The task —
Search the material below for the string "please" and extract each line that has it.

Data shown —
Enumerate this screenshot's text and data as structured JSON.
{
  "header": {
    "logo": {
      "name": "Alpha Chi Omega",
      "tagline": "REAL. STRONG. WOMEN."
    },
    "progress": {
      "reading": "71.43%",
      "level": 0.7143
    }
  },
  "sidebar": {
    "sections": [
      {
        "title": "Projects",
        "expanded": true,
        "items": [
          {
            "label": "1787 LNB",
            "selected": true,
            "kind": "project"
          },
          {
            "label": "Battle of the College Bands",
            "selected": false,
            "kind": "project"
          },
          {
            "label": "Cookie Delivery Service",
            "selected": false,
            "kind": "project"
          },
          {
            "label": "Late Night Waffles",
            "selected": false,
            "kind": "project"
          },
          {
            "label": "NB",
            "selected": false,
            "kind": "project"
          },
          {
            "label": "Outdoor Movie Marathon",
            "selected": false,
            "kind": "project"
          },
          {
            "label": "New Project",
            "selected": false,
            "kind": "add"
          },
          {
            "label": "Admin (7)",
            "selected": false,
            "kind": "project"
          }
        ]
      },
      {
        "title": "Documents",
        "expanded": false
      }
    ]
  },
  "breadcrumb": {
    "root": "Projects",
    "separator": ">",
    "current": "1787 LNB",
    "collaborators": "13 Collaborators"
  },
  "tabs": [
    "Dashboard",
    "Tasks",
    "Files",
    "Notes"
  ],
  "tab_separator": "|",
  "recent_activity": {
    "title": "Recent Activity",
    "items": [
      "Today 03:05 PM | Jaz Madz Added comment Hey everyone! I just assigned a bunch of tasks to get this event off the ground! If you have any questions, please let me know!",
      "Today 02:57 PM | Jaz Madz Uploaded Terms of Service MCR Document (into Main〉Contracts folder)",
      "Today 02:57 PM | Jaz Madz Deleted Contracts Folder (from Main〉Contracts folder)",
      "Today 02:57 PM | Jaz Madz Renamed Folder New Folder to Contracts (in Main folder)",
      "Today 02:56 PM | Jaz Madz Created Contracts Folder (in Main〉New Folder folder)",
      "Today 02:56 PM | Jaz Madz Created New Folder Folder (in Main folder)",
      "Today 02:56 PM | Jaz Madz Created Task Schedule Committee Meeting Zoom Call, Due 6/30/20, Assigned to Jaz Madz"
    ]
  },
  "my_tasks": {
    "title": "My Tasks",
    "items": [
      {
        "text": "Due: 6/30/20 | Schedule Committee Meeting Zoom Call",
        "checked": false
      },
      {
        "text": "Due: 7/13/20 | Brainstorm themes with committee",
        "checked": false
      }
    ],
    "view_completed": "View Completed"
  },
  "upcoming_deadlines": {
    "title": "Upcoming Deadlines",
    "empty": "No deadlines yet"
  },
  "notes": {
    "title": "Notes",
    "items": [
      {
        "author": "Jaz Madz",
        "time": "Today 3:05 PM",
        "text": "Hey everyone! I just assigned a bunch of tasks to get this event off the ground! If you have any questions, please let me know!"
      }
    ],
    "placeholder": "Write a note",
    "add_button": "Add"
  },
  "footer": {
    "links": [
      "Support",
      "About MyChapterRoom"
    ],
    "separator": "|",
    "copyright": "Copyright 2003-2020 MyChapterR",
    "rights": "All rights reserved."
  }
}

Output of the task —
      "Today 03:05 PM | Jaz Madz Added comment Hey everyone! I just assigned a bunch of tasks to get this event off the ground! If you have any questions, please let me know!",
        "text": "Hey everyone! I just assigned a bunch of tasks to get this event off the ground! If you have any questions, please let me know!"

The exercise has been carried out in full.